Exercise details: The pictures stay out; all of the data is to be printed exactly.

Given records:
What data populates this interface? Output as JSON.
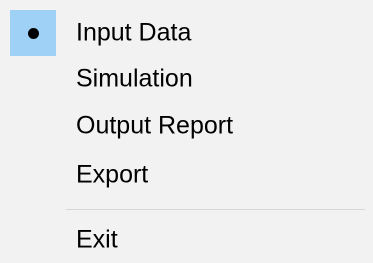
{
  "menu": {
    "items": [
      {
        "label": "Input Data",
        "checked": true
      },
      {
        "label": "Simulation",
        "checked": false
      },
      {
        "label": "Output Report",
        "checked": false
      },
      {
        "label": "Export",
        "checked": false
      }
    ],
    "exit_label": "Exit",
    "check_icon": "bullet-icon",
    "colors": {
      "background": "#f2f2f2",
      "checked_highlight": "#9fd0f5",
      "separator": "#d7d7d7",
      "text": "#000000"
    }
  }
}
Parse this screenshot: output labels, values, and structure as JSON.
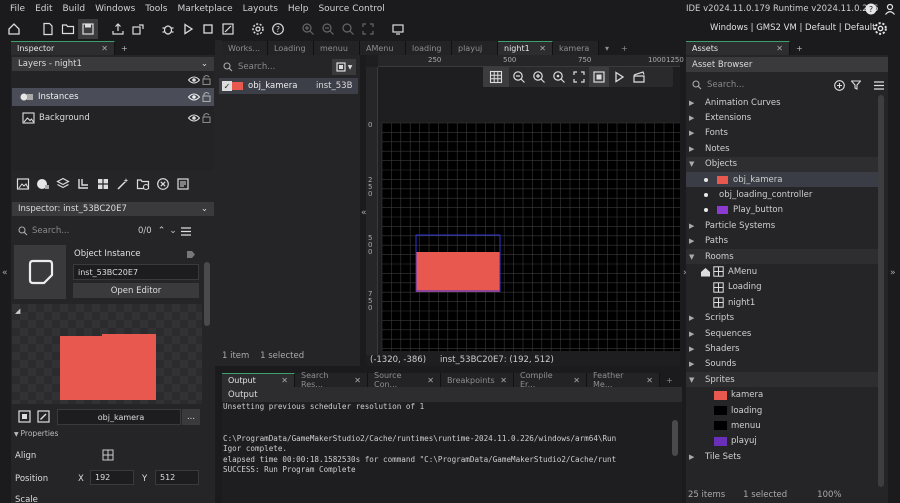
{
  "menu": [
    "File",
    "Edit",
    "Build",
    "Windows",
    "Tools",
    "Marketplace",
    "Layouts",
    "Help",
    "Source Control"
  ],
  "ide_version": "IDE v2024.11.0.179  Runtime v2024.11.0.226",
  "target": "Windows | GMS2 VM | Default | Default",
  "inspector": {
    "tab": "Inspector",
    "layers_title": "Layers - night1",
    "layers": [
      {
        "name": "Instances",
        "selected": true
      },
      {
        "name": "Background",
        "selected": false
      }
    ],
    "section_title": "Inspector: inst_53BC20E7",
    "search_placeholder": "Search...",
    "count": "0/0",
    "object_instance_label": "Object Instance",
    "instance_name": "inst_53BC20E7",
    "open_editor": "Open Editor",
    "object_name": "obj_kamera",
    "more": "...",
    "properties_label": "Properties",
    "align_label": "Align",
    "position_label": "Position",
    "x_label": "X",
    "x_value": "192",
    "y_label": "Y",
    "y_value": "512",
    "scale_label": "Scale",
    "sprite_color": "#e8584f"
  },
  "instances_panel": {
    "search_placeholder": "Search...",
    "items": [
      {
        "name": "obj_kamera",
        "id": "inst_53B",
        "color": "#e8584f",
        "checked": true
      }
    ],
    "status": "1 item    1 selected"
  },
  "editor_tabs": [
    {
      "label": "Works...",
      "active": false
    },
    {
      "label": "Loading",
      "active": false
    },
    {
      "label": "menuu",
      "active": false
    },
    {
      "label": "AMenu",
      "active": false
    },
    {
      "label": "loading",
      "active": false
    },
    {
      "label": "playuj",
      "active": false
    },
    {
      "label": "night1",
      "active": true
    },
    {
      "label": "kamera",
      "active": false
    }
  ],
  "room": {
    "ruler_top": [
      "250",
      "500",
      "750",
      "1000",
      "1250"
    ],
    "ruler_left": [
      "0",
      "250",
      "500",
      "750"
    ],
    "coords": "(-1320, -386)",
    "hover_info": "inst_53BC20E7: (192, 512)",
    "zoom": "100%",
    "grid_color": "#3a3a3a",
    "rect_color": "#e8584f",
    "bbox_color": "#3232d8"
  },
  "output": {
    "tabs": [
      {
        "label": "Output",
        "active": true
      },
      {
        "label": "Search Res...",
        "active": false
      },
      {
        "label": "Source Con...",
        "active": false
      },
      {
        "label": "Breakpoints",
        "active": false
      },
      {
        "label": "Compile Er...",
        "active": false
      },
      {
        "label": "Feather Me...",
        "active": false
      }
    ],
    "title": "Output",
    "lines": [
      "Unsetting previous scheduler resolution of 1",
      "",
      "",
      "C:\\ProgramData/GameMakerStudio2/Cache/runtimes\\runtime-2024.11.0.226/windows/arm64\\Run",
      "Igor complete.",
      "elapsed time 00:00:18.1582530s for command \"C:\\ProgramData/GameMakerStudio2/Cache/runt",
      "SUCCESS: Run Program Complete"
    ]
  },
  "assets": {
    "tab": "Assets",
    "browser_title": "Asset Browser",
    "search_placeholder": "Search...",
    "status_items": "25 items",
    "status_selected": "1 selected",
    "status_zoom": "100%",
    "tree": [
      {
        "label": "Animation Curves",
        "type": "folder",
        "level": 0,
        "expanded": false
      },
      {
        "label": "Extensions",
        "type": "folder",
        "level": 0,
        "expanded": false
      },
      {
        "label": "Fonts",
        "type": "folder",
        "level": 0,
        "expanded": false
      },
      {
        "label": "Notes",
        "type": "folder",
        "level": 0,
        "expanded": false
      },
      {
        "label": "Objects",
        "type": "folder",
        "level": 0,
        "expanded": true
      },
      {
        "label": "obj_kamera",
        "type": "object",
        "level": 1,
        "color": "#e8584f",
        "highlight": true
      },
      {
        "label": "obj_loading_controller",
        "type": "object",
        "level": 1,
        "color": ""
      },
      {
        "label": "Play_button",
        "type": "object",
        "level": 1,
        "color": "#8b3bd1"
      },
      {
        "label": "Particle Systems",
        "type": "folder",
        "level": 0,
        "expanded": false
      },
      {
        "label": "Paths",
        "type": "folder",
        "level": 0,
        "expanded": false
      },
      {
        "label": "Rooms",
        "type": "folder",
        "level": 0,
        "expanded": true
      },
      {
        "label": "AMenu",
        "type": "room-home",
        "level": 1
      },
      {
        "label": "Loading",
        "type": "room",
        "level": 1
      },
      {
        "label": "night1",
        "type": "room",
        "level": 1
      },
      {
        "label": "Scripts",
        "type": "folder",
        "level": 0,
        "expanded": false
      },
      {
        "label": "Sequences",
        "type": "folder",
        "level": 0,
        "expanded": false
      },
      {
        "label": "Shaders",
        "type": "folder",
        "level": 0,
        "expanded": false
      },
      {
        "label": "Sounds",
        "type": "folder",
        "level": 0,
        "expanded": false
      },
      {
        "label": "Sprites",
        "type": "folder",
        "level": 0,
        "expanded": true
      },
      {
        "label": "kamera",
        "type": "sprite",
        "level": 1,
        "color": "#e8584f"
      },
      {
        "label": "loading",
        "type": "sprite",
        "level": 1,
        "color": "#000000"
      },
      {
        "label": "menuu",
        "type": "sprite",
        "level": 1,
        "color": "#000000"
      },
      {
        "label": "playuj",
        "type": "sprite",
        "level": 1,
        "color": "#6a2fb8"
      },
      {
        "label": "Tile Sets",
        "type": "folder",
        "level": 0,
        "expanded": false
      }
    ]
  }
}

Task answer:
What data populates this interface? Output as JSON.
{
  "menu": {
    "items": [
      {
        "label": "Input Data",
        "checked": true
      },
      {
        "label": "Simulation",
        "checked": false
      },
      {
        "label": "Output Report",
        "checked": false
      },
      {
        "label": "Export",
        "checked": false
      }
    ],
    "exit_label": "Exit",
    "check_icon": "bullet-icon",
    "colors": {
      "background": "#f2f2f2",
      "checked_highlight": "#9fd0f5",
      "separator": "#d7d7d7",
      "text": "#000000"
    }
  }
}
Parse this screenshot: output labels, values, and structure as JSON.
{
  "menu": [
    "File",
    "Edit",
    "Build",
    "Windows",
    "Tools",
    "Marketplace",
    "Layouts",
    "Help",
    "Source Control"
  ],
  "ide_version": "IDE v2024.11.0.179  Runtime v2024.11.0.226",
  "target": "Windows | GMS2 VM | Default | Default",
  "inspector": {
    "tab": "Inspector",
    "layers_title": "Layers - night1",
    "layers": [
      {
        "name": "Instances",
        "selected": true
      },
      {
        "name": "Background",
        "selected": false
      }
    ],
    "section_title": "Inspector: inst_53BC20E7",
    "search_placeholder": "Search...",
    "count": "0/0",
    "object_instance_label": "Object Instance",
    "instance_name": "inst_53BC20E7",
    "open_editor": "Open Editor",
    "object_name": "obj_kamera",
    "more": "...",
    "properties_label": "Properties",
    "align_label": "Align",
    "position_label": "Position",
    "x_label": "X",
    "x_value": "192",
    "y_label": "Y",
    "y_value": "512",
    "scale_label": "Scale",
    "sprite_color": "#e8584f"
  },
  "instances_panel": {
    "search_placeholder": "Search...",
    "items": [
      {
        "name": "obj_kamera",
        "id": "inst_53B",
        "color": "#e8584f",
        "checked": true
      }
    ],
    "status": "1 item    1 selected"
  },
  "editor_tabs": [
    {
      "label": "Works...",
      "active": false
    },
    {
      "label": "Loading",
      "active": false
    },
    {
      "label": "menuu",
      "active": false
    },
    {
      "label": "AMenu",
      "active": false
    },
    {
      "label": "loading",
      "active": false
    },
    {
      "label": "playuj",
      "active": false
    },
    {
      "label": "night1",
      "active": true
    },
    {
      "label": "kamera",
      "active": false
    }
  ],
  "room": {
    "ruler_top": [
      "250",
      "500",
      "750",
      "1000",
      "1250"
    ],
    "ruler_left": [
      "0",
      "250",
      "500",
      "750"
    ],
    "coords": "(-1320, -386)",
    "hover_info": "inst_53BC20E7: (192, 512)",
    "zoom": "100%",
    "grid_color": "#3a3a3a",
    "rect_color": "#e8584f",
    "bbox_color": "#3232d8"
  },
  "output": {
    "tabs": [
      {
        "label": "Output",
        "active": true
      },
      {
        "label": "Search Res...",
        "active": false
      },
      {
        "label": "Source Con...",
        "active": false
      },
      {
        "label": "Breakpoints",
        "active": false
      },
      {
        "label": "Compile Er...",
        "active": false
      },
      {
        "label": "Feather Me...",
        "active": false
      }
    ],
    "title": "Output",
    "lines": [
      "Unsetting previous scheduler resolution of 1",
      "",
      "",
      "C:\\ProgramData/GameMakerStudio2/Cache/runtimes\\runtime-2024.11.0.226/windows/arm64\\Run",
      "Igor complete.",
      "elapsed time 00:00:18.1582530s for command \"C:\\ProgramData/GameMakerStudio2/Cache/runt",
      "SUCCESS: Run Program Complete"
    ]
  },
  "assets": {
    "tab": "Assets",
    "browser_title": "Asset Browser",
    "search_placeholder": "Search...",
    "status_items": "25 items",
    "status_selected": "1 selected",
    "status_zoom": "100%",
    "tree": [
      {
        "label": "Animation Curves",
        "type": "folder",
        "level": 0,
        "expanded": false
      },
      {
        "label": "Extensions",
        "type": "folder",
        "level": 0,
        "expanded": false
      },
      {
        "label": "Fonts",
        "type": "folder",
        "level": 0,
        "expanded": false
      },
      {
        "label": "Notes",
        "type": "folder",
        "level": 0,
        "expanded": false
      },
      {
        "label": "Objects",
        "type": "folder",
        "level": 0,
        "expanded": true
      },
      {
        "label": "obj_kamera",
        "type": "object",
        "level": 1,
        "color": "#e8584f",
        "highlight": true
      },
      {
        "label": "obj_loading_controller",
        "type": "object",
        "level": 1,
        "color": ""
      },
      {
        "label": "Play_button",
        "type": "object",
        "level": 1,
        "color": "#8b3bd1"
      },
      {
        "label": "Particle Systems",
        "type": "folder",
        "level": 0,
        "expanded": false
      },
      {
        "label": "Paths",
        "type": "folder",
        "level": 0,
        "expanded": false
      },
      {
        "label": "Rooms",
        "type": "folder",
        "level": 0,
        "expanded": true
      },
      {
        "label": "AMenu",
        "type": "room-home",
        "level": 1
      },
      {
        "label": "Loading",
        "type": "room",
        "level": 1
      },
      {
        "label": "night1",
        "type": "room",
        "level": 1
      },
      {
        "label": "Scripts",
        "type": "folder",
        "level": 0,
        "expanded": false
      },
      {
        "label": "Sequences",
        "type": "folder",
        "level": 0,
        "expanded": false
      },
      {
        "label": "Shaders",
        "type": "folder",
        "level": 0,
        "expanded": false
      },
      {
        "label": "Sounds",
        "type": "folder",
        "level": 0,
        "expanded": false
      },
      {
        "label": "Sprites",
        "type": "folder",
        "level": 0,
        "expanded": true
      },
      {
        "label": "kamera",
        "type": "sprite",
        "level": 1,
        "color": "#e8584f"
      },
      {
        "label": "loading",
        "type": "sprite",
        "level": 1,
        "color": "#000000"
      },
      {
        "label": "menuu",
        "type": "sprite",
        "level": 1,
        "color": "#000000"
      },
      {
        "label": "playuj",
        "type": "sprite",
        "level": 1,
        "color": "#6a2fb8"
      },
      {
        "label": "Tile Sets",
        "type": "folder",
        "level": 0,
        "expanded": false
      }
    ]
  }
}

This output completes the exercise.